I’m afraid I had to spend some time untangling myself and figuring out how to love writing again. The weird thing is that in the course of doing that, I found answers to a few problems in the sequel. That’s right: without all the suffering, I couldn’t have written those things. I’d spent months prior to that, trying to write a book I couldn’t write because I hadn’t been through April (the cruellest month! ™) yet.
Clearly, what we have here is some kind of timeline issue that could be solved quite easily if I had a time machine. I could go forward in time to my Future Self and say, “So, Future Self, what hard-won wisdom have you gleaned, so I can put it in this here book I’m writing. Don’t worry, I’ll mention you in the acknowledgements.”

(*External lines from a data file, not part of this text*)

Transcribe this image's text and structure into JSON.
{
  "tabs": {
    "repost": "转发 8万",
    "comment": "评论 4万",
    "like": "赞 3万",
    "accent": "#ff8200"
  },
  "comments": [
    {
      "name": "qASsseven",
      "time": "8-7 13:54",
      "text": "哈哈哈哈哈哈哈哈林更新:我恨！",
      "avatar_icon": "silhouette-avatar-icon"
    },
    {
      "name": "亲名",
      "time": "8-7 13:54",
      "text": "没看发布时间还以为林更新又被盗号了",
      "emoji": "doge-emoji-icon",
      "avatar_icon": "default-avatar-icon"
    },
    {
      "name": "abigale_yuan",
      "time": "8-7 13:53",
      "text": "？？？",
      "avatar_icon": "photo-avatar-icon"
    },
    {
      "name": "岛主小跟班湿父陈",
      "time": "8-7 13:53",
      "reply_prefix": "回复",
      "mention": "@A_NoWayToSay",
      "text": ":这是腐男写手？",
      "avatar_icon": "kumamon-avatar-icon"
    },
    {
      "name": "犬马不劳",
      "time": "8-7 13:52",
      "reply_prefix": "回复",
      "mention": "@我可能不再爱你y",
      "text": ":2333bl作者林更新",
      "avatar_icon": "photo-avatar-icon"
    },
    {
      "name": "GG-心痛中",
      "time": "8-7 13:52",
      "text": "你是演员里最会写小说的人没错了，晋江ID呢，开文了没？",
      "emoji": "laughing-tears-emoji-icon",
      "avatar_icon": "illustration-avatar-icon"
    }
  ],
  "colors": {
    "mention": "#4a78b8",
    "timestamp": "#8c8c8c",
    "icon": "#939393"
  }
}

At which point my Future Self would probably steal my time machine and blast herself back to ancient Greece. For all I know, she’s already done this. Time machines are tricky that way.
In any case, this is a terribly tedious and roundabout way of saying I’m feeling better. I’m writing better. I’ve taught myself overtone singing. We’re all gonna be OK.

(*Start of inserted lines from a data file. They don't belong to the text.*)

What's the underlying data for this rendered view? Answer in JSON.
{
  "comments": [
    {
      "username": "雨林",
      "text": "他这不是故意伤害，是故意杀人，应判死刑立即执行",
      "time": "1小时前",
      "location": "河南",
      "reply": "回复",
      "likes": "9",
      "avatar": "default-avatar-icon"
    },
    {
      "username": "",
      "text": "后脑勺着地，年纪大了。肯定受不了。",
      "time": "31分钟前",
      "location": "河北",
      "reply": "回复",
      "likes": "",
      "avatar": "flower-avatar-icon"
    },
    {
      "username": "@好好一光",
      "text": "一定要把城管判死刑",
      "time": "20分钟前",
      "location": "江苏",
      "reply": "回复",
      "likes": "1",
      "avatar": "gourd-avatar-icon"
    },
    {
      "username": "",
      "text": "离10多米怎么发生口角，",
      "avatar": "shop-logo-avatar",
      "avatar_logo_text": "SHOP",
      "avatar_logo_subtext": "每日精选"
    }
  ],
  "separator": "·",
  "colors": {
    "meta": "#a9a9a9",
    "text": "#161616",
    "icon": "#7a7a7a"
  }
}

Ah, friends, once again I’m burying myself in work for the next foreseeable while. I want so badly to get this draft of the sequel off my chest; you don’t even know. I am keeping my nose to the proverbial grindstone, thinking I can finish it soon. You may not hear from me before March. Keep well until then, and I will see you on the other side.
Hello darlings! I have an item of interest and another of good news, and the sun is shining, and… and… *whew!* okay, deep breath.
[Pause while the author breathes! You should breathe too, at some point.]
Firstly! I have an interview up at YALSA’s The Hub! We talk about my Morris Award nomination, music, dragons, and other good stuff. Thank you so much Jessica and YALSA for all the kind attention!
Nextly! I have been nominated for this year’s Golden Tentacle Kitschie Award. No, really, that’s a thing, and not just anything, but an AWESOME THING. The trophy is – get this – A TENTACLE. I know, right? I generally try to approach these nominations with philosophical equanimity, and it is such an honour to be short-listed. I’m trying not to get my hopes up too much, but, well. It’s hard.
Thirdly! I had lunch yesterday with Elizabeth May, author of upcoming urban fantasy The Falconer. It was super nice of her to cross a whole ocean just to have lunch with me, and I had a great time. The wonder of the internet, eh? We can have friends and colleagues all over the world.
My dog, in an effort to keep me humble and grounded, is whining to go out. She’s having digestive issues, which is just as glamorous as it sounds. That’s all for now, friends!
Here’s a blog post about emotion vs. intellect in fiction. Specifically YA and MG fiction, in this case.
What interested me most, strangely enough, was the classification of genres as Adrenaline, Emotional, Intellectual, and Landscape. I wonder whether these don’t correspond to the predominance of certain elements of fiction, namely (in the same order) plot, character, theme (or ideas), and setting. Novels should have all of these, of course, but I’m sure readers (and writers too) feel consistently drawn to some elements more than others.